- [THE PROBLEM] Note each line of the entries that includes "icon". Then copy those lines.

- [SUPPLIED INFORMATION]
[Start of Attachment]

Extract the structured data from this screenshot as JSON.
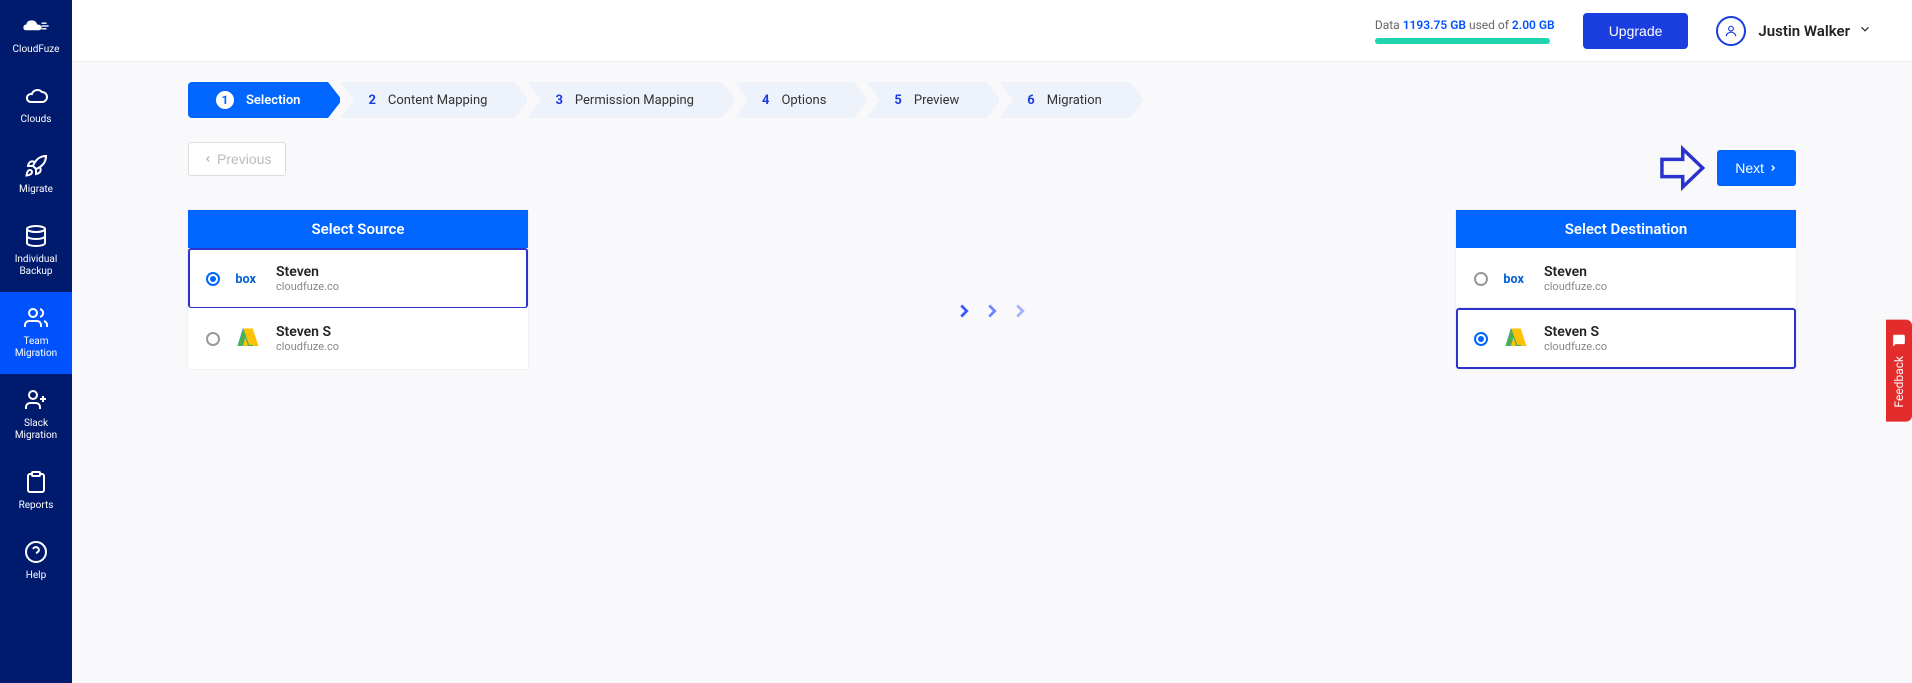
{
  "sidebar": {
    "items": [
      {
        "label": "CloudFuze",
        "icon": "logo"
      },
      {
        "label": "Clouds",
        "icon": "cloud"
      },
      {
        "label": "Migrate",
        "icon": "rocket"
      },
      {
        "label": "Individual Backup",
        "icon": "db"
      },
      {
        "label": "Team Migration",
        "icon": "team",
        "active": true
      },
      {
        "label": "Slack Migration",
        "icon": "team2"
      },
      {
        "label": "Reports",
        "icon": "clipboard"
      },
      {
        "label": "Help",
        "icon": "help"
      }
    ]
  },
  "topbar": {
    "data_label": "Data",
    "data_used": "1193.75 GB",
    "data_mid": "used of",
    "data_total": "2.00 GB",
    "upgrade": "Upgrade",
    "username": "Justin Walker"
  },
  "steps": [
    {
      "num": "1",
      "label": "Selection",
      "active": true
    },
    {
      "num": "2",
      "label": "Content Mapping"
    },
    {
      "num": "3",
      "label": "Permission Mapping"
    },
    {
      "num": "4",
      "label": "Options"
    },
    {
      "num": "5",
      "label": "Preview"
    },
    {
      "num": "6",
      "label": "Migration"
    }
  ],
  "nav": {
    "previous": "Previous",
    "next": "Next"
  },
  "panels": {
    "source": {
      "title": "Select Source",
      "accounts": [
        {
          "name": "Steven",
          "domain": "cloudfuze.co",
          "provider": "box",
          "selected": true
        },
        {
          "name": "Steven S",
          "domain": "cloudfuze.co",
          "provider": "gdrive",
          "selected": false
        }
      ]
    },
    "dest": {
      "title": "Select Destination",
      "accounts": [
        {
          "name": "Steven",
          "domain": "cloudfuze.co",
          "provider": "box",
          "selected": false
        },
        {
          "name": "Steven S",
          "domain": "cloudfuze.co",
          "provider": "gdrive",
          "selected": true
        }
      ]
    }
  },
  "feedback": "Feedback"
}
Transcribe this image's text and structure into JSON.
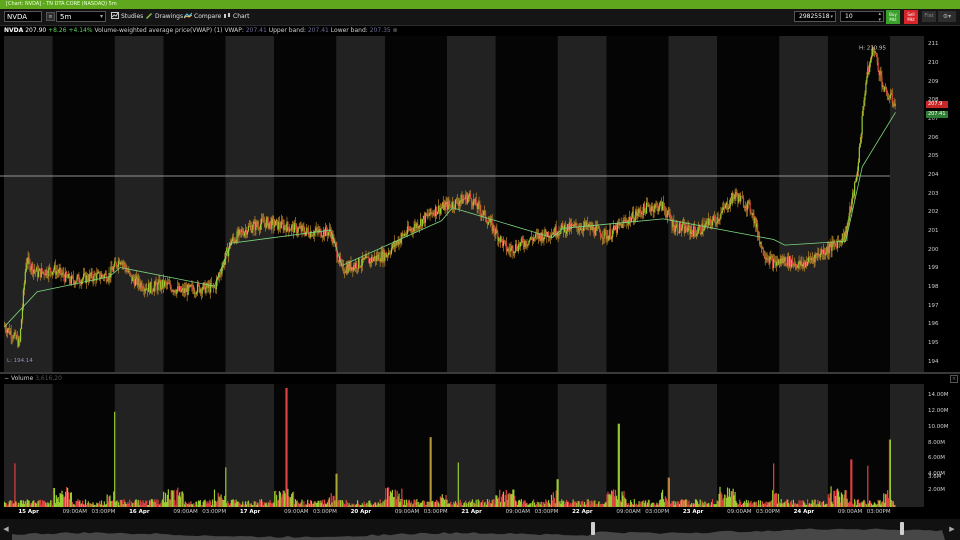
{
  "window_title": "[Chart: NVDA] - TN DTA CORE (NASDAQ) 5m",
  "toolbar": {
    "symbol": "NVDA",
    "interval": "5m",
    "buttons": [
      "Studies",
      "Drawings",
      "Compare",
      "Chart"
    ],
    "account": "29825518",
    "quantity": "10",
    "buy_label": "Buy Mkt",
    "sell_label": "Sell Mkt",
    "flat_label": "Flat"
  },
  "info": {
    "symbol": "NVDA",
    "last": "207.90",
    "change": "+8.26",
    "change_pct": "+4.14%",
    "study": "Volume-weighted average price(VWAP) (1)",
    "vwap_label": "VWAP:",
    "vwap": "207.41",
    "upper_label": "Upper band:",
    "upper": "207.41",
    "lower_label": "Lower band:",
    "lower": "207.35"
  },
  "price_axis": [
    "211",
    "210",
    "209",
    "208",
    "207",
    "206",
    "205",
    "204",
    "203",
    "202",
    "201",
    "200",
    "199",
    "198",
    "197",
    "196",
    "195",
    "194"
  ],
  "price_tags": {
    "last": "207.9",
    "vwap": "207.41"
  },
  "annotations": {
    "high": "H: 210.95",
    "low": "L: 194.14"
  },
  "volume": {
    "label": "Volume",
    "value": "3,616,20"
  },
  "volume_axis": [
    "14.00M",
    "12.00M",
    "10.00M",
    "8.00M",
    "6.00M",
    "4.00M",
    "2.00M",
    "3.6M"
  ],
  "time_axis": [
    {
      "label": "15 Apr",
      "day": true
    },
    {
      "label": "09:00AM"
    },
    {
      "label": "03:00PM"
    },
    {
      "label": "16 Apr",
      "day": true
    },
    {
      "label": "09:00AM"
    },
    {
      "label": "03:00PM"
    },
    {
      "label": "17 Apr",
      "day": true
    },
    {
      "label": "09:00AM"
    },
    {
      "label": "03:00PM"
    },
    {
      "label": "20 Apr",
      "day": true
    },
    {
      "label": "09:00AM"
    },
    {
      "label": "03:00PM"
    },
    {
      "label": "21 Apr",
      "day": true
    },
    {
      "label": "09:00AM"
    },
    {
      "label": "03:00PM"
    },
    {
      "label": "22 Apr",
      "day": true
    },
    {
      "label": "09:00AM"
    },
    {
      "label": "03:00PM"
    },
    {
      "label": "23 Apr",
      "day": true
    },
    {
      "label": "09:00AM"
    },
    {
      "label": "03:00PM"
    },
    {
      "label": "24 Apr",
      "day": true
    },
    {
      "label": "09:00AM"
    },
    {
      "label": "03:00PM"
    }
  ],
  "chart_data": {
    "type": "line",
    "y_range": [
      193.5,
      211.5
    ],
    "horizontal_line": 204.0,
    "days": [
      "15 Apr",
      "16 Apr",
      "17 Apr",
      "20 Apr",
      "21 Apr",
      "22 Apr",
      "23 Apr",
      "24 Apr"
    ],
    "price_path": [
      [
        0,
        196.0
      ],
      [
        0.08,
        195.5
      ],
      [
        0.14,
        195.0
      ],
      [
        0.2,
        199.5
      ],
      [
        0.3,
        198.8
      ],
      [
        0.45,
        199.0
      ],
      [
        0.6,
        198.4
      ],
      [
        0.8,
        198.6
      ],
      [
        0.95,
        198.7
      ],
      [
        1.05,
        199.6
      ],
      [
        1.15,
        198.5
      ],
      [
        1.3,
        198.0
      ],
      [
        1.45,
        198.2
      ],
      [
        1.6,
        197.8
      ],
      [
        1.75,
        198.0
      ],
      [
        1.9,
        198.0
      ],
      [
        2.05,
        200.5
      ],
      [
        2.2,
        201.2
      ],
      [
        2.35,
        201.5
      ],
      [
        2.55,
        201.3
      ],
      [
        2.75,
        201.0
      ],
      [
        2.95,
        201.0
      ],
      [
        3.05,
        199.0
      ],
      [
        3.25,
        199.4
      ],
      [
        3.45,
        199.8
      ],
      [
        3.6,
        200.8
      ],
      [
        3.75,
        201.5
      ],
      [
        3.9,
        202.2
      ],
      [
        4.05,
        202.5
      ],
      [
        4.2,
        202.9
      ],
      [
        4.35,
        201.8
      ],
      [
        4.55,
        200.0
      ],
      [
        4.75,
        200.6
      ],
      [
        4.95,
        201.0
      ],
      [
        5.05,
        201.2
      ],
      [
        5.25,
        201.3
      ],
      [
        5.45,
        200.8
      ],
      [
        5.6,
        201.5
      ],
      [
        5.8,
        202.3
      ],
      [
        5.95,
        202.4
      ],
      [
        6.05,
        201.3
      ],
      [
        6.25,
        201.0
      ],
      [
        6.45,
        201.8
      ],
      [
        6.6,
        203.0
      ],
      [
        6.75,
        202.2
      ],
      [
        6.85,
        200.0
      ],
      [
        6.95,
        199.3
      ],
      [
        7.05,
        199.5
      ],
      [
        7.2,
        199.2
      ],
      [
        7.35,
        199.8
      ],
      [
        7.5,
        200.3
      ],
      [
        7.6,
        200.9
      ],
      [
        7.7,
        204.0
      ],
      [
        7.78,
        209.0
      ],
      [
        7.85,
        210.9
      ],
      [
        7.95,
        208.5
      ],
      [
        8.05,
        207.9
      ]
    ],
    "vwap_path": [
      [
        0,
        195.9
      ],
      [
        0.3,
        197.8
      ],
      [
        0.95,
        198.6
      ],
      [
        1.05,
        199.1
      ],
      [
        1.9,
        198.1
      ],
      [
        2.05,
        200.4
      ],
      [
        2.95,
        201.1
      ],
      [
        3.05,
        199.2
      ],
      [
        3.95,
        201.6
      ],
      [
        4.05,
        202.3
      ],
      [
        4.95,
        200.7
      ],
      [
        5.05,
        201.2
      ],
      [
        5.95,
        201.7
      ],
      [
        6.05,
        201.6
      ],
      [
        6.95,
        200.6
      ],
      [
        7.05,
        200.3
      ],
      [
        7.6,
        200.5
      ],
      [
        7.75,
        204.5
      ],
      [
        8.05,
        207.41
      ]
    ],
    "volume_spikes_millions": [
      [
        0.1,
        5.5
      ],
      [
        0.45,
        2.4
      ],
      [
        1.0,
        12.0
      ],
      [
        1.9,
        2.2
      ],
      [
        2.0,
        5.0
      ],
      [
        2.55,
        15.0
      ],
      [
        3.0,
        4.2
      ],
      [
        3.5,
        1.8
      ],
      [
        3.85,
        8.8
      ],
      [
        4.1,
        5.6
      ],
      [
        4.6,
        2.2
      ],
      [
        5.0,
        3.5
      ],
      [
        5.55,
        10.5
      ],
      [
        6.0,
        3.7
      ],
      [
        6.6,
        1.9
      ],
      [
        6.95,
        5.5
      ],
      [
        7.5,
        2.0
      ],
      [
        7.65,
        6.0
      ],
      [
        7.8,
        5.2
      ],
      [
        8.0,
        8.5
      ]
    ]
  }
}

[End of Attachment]

- [RESULT OF THE TASK]
        "icon": "logo"
        "icon": "cloud"
        "icon": "rocket"
        "icon": "db"
        "icon": "team",
        "icon": "team2"
        "icon": "clipboard"
        "icon": "help"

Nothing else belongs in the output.